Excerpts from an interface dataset
%%
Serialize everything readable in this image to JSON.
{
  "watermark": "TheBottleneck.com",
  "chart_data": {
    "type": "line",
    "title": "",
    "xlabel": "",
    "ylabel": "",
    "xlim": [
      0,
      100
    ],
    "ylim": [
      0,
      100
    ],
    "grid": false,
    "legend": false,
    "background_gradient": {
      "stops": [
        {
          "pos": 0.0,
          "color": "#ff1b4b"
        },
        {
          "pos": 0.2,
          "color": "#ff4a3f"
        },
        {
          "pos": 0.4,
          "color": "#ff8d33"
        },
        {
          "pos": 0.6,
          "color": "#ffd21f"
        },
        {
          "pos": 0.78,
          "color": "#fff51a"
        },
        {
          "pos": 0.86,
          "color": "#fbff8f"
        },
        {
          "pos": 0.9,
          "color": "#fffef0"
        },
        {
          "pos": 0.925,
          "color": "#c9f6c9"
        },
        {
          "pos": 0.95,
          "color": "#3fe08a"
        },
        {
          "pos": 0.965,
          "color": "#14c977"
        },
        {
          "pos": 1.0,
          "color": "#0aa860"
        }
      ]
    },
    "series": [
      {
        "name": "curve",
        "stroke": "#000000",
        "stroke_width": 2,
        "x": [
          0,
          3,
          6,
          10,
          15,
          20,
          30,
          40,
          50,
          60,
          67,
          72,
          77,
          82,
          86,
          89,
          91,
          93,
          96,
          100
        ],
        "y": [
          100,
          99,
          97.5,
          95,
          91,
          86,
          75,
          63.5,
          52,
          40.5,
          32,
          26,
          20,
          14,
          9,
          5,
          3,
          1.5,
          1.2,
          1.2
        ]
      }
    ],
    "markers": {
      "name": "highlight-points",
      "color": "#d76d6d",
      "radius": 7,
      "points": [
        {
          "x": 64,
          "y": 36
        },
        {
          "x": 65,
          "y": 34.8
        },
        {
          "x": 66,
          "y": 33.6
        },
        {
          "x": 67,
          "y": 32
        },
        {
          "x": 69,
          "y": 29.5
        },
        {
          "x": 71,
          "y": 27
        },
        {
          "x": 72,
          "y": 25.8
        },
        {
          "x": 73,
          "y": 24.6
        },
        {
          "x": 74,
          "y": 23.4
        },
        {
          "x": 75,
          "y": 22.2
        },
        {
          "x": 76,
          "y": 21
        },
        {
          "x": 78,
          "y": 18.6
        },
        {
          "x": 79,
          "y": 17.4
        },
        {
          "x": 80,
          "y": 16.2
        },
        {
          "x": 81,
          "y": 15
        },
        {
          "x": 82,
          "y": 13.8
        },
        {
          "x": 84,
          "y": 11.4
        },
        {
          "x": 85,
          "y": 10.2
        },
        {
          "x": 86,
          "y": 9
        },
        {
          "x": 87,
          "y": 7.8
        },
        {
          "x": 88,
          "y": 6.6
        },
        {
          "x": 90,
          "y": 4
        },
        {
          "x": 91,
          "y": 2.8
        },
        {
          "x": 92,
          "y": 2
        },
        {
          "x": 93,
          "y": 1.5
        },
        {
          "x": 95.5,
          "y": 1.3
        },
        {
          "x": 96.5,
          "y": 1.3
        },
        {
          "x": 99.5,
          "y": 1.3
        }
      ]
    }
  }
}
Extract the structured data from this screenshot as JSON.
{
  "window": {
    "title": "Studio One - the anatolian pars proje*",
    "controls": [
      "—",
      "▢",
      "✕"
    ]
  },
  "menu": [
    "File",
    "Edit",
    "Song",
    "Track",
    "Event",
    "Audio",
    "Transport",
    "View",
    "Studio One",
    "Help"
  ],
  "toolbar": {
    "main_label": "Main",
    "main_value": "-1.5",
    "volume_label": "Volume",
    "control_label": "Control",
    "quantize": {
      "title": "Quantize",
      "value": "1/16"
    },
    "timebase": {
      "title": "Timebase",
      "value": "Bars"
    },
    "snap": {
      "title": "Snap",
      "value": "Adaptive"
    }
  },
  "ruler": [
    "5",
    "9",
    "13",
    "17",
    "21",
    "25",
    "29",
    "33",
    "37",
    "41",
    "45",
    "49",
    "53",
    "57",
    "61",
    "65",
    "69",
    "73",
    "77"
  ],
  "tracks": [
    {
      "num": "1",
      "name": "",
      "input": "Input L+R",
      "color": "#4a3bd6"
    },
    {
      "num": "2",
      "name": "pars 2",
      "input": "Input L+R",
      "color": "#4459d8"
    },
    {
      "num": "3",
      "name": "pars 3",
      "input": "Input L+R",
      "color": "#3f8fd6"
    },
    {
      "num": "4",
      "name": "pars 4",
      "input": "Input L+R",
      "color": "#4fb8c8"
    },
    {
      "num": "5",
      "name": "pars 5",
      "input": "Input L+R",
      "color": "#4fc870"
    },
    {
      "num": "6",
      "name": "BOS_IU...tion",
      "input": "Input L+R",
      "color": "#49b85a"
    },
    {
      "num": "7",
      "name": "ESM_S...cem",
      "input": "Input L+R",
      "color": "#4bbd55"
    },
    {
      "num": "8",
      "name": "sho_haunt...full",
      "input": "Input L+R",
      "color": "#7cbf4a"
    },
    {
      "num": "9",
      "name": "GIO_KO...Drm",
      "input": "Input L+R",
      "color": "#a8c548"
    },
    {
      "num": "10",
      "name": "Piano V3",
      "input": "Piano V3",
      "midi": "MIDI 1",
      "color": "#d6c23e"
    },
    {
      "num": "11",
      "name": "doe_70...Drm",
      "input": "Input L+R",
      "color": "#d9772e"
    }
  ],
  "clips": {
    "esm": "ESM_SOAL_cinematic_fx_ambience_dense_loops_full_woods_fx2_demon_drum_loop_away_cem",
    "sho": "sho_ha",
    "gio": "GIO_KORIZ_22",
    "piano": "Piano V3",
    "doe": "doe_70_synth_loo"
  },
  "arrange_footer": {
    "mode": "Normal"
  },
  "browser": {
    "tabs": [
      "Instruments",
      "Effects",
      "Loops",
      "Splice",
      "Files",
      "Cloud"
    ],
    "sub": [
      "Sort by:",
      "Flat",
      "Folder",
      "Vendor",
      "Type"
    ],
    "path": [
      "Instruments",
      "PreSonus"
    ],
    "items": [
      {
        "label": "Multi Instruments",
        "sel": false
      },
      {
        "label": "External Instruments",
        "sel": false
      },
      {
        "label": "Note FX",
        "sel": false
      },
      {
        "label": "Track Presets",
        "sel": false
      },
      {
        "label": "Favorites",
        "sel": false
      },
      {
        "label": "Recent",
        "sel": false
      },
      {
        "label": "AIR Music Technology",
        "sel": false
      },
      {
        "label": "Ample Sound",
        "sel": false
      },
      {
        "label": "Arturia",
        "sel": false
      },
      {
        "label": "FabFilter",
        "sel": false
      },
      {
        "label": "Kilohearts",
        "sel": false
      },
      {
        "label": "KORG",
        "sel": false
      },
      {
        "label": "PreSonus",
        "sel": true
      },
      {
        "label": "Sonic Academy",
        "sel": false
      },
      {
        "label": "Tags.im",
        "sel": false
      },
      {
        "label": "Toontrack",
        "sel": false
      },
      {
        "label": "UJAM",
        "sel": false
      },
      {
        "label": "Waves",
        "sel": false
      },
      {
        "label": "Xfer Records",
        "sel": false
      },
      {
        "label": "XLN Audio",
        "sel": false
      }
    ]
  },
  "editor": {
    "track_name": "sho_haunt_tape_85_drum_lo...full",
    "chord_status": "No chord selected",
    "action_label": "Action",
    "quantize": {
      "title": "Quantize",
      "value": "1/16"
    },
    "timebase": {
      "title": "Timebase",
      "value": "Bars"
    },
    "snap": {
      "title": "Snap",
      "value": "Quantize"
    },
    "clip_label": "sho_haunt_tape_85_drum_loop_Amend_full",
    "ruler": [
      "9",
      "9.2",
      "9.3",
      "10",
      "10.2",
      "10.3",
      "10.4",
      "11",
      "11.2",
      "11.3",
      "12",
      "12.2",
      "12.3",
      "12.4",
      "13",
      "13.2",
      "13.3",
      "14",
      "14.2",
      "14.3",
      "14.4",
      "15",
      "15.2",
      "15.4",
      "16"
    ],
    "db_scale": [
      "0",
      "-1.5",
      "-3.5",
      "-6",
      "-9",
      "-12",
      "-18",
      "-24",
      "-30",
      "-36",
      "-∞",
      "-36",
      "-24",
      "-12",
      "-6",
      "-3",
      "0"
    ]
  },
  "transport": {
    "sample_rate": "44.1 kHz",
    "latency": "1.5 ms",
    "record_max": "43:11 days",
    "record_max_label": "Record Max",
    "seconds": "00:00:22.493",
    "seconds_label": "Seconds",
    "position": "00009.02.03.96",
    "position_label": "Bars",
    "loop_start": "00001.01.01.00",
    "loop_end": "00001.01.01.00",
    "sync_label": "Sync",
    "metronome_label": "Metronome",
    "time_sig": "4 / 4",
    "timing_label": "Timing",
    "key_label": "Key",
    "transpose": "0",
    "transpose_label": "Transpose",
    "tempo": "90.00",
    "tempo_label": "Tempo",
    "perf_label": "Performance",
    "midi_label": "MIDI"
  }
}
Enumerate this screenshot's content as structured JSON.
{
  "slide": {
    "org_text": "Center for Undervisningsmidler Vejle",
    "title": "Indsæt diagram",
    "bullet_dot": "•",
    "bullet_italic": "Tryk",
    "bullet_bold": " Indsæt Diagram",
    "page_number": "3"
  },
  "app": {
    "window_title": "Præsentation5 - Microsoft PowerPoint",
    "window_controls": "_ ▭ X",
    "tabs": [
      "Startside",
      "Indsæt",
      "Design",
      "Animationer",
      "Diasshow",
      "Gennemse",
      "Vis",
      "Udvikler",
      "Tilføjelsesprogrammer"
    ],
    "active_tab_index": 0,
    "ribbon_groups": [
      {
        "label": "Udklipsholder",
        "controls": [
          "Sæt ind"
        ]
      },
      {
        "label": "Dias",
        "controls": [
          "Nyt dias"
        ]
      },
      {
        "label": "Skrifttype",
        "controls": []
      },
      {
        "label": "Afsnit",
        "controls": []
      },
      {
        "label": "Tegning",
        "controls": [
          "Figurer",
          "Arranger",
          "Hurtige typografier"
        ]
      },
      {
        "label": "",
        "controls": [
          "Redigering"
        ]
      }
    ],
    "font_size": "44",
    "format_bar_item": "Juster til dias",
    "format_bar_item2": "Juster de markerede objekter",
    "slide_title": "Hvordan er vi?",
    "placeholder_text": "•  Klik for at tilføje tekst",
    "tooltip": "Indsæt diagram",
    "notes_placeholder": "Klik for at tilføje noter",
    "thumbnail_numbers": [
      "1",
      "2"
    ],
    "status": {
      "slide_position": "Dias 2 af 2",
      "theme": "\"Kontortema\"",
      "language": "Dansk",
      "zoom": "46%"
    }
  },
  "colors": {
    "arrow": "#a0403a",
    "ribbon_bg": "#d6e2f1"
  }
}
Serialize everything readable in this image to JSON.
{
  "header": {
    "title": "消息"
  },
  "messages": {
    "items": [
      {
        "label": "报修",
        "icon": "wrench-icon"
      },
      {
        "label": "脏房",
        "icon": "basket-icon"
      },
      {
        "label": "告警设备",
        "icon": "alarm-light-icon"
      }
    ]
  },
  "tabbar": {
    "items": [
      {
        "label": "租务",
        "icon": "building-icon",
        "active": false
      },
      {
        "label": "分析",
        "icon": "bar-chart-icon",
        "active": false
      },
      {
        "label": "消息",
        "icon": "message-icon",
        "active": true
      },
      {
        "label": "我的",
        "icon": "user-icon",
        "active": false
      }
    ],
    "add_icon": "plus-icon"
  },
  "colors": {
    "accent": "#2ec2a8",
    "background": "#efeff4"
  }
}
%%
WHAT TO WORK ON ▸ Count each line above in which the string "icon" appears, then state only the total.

SOLUTION TO THE EXERCISE ▸ 8